═════ Data for review
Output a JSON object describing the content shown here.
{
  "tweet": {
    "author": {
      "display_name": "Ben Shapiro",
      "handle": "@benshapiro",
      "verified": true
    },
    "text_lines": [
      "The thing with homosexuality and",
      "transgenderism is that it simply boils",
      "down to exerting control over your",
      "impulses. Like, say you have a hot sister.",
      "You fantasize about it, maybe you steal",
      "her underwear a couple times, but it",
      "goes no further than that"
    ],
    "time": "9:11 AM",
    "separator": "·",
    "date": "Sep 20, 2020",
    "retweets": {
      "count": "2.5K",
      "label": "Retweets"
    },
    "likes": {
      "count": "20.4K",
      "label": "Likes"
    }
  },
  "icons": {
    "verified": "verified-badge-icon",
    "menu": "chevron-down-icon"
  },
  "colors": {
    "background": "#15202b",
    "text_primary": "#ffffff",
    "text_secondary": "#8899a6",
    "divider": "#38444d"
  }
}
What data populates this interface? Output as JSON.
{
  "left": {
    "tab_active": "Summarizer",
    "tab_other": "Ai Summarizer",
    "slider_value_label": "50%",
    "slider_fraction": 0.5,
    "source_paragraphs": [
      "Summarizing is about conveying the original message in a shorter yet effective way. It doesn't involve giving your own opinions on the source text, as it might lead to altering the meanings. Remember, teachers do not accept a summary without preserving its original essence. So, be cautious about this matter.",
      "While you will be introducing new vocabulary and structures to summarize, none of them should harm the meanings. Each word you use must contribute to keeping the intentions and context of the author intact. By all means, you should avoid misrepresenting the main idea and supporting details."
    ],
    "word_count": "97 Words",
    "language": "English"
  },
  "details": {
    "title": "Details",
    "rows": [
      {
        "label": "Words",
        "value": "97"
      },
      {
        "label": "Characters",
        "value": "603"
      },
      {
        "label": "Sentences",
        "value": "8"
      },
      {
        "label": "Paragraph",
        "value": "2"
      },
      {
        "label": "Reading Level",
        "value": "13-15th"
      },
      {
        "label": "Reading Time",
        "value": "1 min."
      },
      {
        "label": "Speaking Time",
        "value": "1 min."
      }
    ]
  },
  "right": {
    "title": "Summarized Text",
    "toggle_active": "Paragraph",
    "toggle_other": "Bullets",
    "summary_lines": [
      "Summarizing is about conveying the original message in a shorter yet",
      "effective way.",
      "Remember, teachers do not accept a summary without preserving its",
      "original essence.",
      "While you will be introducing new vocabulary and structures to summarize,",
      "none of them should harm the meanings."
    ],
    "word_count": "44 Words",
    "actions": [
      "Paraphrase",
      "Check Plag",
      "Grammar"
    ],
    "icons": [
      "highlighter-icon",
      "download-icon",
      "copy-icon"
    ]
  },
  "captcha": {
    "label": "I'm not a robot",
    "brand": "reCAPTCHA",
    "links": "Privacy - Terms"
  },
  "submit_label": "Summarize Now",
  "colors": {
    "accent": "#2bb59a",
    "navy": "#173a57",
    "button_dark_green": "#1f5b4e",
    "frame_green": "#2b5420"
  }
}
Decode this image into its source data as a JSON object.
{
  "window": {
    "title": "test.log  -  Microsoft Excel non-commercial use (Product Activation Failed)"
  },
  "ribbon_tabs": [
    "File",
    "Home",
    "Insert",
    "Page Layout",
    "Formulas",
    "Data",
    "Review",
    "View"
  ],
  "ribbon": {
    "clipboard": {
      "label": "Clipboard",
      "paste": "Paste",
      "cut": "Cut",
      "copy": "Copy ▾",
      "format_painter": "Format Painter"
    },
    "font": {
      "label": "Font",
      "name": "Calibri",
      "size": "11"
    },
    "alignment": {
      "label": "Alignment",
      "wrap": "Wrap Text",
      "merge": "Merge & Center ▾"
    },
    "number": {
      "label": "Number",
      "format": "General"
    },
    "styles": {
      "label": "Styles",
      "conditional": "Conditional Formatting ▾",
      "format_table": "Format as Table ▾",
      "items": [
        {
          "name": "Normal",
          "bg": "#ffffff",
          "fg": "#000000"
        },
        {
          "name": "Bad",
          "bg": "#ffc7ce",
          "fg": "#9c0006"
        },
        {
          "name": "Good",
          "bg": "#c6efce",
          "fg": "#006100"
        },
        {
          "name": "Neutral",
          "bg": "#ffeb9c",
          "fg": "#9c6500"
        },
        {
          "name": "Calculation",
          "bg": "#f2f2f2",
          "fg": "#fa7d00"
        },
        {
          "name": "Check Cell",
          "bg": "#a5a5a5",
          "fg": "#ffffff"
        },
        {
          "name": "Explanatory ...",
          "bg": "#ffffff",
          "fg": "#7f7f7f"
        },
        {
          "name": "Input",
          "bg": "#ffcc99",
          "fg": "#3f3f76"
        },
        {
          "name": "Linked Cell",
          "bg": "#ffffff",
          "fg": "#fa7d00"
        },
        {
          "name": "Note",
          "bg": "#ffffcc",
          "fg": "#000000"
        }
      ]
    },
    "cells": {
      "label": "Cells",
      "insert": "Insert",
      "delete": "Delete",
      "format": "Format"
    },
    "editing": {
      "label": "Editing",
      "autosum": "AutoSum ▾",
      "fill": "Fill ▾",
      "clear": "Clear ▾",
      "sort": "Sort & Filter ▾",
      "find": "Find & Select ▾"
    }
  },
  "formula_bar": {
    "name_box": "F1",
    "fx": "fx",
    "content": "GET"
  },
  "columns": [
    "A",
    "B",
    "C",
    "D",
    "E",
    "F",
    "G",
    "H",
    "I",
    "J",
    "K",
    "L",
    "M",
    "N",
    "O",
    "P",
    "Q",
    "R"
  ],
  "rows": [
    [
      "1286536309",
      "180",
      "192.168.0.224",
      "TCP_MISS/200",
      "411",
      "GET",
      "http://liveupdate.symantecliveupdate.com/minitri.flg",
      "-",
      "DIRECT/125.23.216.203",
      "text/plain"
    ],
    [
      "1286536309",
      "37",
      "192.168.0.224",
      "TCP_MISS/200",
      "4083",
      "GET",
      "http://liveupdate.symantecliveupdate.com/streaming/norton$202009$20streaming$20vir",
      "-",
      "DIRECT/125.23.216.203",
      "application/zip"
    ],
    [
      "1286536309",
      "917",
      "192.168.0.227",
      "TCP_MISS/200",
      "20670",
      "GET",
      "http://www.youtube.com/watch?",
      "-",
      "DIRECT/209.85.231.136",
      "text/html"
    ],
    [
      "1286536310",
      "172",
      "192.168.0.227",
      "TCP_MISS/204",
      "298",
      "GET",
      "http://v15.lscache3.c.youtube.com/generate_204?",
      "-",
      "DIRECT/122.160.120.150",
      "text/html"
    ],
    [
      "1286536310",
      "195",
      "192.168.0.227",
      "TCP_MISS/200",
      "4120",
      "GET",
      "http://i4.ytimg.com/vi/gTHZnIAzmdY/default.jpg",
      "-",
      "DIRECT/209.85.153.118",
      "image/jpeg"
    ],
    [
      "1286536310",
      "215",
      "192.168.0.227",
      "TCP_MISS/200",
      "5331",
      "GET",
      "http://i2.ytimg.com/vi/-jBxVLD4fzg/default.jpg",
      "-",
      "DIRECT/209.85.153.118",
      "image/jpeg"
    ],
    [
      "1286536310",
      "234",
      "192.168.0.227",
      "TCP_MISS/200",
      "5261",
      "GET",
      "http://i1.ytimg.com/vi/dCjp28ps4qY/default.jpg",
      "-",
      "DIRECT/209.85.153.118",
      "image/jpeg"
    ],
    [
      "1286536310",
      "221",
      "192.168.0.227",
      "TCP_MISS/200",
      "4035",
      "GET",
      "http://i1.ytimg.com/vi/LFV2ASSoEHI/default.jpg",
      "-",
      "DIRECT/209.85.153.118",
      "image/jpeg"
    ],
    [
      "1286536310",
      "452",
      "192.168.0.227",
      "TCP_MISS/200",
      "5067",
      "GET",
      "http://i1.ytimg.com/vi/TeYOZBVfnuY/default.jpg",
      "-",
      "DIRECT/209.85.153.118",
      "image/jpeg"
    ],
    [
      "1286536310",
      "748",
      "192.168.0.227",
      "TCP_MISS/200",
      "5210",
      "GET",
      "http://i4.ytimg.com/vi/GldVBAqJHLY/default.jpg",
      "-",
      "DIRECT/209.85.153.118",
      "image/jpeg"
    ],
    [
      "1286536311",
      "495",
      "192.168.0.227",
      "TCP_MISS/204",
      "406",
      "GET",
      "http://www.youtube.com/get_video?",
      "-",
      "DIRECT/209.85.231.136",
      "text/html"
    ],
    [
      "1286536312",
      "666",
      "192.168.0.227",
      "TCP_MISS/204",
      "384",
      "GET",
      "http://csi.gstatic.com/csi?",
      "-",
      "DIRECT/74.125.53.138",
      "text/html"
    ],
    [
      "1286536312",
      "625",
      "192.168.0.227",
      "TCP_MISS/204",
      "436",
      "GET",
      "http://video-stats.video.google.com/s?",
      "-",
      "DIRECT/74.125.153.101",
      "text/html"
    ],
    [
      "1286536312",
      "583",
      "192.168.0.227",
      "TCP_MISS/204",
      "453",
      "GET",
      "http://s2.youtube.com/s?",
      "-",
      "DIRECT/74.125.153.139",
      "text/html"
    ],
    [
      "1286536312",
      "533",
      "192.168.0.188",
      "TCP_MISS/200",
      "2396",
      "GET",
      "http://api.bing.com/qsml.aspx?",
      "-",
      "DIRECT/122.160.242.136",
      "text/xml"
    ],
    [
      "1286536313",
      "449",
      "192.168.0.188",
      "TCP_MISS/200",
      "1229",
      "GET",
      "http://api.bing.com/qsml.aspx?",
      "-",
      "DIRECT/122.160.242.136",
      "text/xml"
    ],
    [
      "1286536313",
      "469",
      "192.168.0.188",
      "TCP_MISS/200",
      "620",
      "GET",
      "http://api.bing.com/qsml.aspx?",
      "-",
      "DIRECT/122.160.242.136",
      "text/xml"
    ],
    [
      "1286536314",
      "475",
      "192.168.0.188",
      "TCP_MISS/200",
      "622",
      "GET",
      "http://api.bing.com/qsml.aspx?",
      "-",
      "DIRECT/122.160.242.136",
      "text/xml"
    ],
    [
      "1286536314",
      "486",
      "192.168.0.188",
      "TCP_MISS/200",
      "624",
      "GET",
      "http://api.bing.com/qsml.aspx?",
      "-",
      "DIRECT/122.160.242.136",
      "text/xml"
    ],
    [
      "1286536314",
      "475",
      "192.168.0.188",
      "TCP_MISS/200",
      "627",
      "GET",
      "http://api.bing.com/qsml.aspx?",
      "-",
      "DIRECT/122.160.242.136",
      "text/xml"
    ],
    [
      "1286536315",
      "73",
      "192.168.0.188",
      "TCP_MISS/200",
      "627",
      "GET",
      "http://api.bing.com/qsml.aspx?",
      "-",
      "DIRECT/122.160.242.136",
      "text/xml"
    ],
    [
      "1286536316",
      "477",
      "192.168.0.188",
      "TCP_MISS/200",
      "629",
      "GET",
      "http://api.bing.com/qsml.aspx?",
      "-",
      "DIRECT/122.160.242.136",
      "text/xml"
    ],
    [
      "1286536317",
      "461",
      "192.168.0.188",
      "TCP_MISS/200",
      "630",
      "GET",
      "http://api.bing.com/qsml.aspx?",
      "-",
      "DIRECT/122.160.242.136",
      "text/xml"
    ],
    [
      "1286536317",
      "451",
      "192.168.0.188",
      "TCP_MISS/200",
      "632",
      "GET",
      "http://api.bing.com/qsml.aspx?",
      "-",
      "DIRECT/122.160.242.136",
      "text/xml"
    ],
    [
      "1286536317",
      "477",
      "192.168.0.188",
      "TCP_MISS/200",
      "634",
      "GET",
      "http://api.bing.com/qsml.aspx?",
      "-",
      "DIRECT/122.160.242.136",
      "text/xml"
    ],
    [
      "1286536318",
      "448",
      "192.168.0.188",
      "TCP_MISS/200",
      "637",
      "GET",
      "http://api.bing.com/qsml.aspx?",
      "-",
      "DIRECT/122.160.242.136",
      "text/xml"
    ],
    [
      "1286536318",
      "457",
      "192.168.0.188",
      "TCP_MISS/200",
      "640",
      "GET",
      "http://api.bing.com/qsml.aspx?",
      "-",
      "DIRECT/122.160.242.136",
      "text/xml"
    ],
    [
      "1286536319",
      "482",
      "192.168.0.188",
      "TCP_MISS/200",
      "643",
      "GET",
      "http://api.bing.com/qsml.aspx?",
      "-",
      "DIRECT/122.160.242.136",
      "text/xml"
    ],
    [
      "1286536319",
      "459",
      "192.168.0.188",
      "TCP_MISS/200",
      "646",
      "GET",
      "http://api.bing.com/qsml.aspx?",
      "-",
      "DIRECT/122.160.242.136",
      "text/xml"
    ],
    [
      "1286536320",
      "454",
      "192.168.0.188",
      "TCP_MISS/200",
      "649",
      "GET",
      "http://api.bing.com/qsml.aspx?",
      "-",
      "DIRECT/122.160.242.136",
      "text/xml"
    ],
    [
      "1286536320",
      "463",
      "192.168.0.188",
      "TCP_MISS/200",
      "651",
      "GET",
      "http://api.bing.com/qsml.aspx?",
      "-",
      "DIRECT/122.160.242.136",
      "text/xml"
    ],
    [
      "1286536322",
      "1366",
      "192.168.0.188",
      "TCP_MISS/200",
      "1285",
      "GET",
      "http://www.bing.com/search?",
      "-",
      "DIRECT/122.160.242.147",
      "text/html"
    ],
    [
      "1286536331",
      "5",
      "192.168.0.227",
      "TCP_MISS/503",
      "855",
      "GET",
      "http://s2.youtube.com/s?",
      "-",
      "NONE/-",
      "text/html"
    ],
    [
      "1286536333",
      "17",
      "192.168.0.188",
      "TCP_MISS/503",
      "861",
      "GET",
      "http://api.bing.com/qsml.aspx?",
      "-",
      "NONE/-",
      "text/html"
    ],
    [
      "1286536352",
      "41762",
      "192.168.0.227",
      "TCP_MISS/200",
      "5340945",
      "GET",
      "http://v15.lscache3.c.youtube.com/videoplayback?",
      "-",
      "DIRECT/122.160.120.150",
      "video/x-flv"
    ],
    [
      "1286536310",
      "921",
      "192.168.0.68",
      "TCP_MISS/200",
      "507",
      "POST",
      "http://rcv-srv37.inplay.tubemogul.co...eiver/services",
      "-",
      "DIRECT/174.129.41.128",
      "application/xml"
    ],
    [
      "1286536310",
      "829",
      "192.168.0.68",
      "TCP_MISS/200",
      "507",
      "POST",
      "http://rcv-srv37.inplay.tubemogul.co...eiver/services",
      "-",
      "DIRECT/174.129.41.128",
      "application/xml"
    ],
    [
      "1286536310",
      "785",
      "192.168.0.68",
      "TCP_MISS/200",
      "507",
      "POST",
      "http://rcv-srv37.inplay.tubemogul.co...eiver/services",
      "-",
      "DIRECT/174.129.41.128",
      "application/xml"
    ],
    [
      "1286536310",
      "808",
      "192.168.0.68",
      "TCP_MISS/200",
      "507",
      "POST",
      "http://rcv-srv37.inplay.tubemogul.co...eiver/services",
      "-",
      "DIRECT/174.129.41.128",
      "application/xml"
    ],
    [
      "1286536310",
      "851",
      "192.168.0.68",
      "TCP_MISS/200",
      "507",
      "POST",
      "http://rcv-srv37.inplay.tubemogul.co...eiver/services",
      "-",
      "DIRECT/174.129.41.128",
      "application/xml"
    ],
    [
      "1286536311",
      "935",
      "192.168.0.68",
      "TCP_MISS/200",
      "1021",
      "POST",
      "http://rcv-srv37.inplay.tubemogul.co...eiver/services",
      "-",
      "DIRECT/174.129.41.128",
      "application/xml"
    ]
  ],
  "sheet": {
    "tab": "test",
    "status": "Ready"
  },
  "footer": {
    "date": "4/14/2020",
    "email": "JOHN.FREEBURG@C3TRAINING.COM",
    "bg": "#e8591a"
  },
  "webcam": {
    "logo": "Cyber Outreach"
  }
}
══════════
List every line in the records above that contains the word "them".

      "While you will be introducing new vocabulary and structures to summarize, none of them should harm the meanings. Each word you use must contribute to keeping the intentions and context of the author intact. By all means, you should avoid misrepresenting the main idea and supporting details."
      "none of them should harm the meanings."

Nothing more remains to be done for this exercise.